- **What is expected**:
Every line below that holds the string "false" should be copied.
■ ■ ■ ■
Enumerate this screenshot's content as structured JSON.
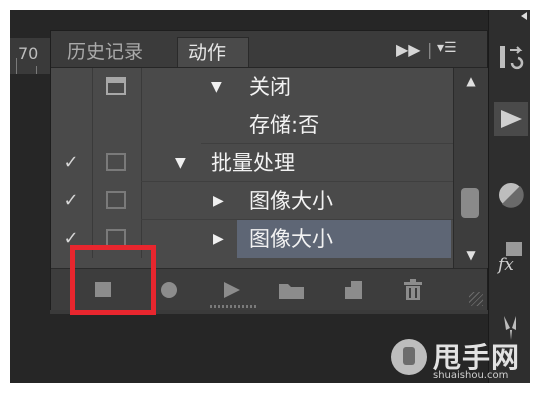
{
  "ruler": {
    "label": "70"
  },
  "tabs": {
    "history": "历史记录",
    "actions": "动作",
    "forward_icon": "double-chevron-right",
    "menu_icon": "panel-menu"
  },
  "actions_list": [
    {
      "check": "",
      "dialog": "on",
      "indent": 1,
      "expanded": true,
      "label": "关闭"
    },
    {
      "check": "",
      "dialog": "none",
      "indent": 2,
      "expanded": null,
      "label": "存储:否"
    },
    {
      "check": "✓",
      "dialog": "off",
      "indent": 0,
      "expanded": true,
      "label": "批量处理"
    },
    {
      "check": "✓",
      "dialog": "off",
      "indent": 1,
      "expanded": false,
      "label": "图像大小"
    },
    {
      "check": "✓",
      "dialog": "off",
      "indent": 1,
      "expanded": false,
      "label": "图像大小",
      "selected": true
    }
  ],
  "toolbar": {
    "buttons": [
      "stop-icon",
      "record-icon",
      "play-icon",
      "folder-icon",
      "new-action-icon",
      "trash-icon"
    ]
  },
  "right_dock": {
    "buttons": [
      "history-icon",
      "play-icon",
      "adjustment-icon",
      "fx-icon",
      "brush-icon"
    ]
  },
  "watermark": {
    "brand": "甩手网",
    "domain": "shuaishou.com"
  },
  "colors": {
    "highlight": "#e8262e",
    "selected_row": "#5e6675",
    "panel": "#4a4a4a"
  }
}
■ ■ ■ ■
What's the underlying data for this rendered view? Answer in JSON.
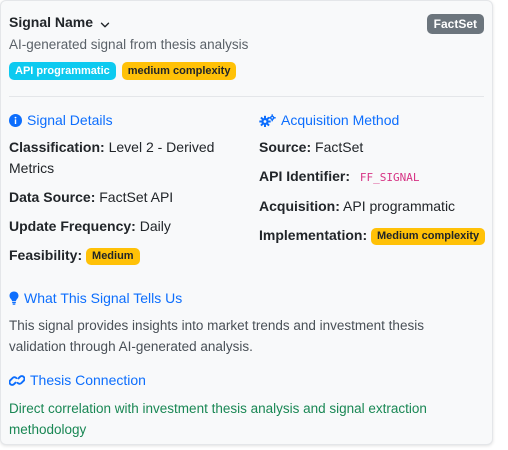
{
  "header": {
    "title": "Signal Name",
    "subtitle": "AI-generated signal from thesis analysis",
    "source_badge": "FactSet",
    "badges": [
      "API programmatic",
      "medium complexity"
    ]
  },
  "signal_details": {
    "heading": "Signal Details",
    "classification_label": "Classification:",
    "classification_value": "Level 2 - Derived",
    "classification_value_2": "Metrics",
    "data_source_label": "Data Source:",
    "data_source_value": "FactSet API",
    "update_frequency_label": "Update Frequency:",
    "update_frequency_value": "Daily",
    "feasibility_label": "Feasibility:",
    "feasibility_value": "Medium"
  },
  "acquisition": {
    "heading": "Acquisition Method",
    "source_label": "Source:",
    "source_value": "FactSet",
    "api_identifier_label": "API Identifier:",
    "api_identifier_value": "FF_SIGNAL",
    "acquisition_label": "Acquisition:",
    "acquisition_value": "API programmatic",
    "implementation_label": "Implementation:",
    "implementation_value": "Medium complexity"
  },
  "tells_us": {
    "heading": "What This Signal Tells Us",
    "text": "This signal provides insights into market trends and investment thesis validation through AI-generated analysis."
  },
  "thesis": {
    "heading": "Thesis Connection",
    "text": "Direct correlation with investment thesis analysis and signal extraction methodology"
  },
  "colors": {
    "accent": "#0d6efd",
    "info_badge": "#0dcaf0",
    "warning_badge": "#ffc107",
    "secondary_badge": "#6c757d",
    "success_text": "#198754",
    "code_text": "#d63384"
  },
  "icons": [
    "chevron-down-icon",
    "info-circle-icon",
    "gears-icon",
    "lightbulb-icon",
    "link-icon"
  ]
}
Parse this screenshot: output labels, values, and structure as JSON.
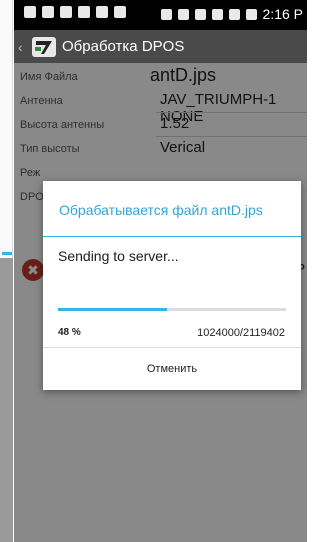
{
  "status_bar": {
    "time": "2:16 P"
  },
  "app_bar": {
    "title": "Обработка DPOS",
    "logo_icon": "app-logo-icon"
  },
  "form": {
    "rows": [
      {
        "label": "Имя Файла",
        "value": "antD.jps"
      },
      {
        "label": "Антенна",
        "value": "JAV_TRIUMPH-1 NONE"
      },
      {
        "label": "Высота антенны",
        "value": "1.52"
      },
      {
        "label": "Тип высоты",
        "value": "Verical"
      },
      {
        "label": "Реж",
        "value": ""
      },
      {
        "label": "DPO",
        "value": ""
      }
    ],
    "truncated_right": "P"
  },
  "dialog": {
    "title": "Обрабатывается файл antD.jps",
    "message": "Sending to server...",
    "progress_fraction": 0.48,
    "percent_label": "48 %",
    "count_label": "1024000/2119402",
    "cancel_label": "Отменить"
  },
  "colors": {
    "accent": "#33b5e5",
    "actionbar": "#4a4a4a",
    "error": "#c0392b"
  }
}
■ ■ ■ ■
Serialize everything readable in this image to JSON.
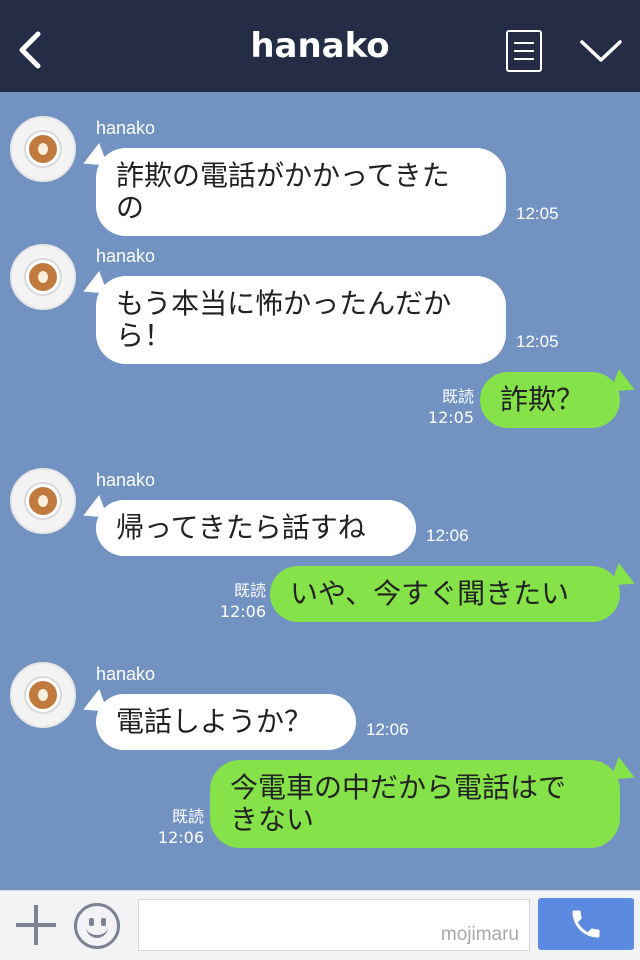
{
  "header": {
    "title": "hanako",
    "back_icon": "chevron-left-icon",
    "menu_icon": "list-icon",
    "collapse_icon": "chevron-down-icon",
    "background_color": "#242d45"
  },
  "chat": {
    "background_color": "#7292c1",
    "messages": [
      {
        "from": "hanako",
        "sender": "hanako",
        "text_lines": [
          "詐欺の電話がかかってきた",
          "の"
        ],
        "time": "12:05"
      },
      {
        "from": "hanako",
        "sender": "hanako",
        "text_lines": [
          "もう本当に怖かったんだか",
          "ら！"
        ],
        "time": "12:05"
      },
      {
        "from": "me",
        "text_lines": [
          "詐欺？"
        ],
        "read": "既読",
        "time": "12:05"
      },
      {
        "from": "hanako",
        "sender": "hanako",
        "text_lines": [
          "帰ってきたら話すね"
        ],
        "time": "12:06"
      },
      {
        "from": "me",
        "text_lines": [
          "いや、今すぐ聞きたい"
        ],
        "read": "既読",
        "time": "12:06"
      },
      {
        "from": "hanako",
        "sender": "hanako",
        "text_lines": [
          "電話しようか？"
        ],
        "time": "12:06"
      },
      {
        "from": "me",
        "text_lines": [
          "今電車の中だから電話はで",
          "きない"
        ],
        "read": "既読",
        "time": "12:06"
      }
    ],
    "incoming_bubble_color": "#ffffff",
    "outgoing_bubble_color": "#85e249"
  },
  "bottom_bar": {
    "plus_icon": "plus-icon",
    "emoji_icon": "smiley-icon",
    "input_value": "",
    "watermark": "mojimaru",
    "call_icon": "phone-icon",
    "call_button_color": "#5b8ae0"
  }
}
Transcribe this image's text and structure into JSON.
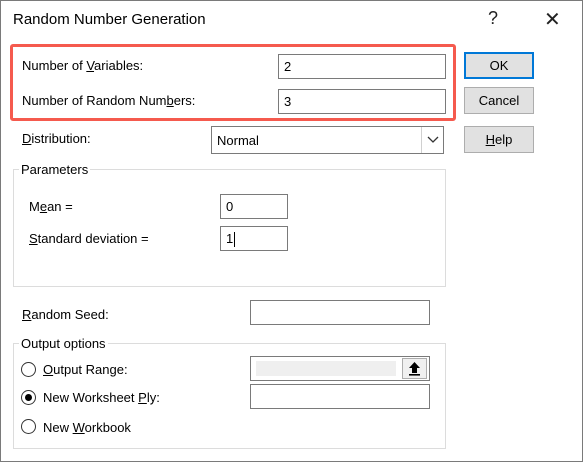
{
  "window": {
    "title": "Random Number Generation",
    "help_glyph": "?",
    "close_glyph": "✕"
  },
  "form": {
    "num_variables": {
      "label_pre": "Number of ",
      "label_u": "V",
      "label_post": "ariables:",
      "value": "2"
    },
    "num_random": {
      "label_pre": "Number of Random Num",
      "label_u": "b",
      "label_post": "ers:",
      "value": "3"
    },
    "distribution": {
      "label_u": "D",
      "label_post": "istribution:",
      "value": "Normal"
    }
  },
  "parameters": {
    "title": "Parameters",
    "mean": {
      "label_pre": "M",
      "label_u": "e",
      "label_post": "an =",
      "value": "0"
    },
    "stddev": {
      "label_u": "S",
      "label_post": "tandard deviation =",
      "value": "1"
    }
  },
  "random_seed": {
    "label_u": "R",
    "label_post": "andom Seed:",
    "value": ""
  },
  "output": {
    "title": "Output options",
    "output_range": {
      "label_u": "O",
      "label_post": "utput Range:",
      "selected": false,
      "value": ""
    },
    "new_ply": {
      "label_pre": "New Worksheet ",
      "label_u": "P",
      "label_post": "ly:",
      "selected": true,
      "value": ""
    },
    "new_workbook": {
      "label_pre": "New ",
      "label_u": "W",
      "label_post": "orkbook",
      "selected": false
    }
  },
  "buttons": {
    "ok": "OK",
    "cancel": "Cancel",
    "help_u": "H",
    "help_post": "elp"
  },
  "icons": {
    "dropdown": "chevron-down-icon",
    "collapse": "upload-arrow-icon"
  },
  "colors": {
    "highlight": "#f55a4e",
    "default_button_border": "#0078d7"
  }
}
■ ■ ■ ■
- **Result of the exercise**:
      "expanded": false,
      "expanded": false,
      "selected": false,
      "selected": false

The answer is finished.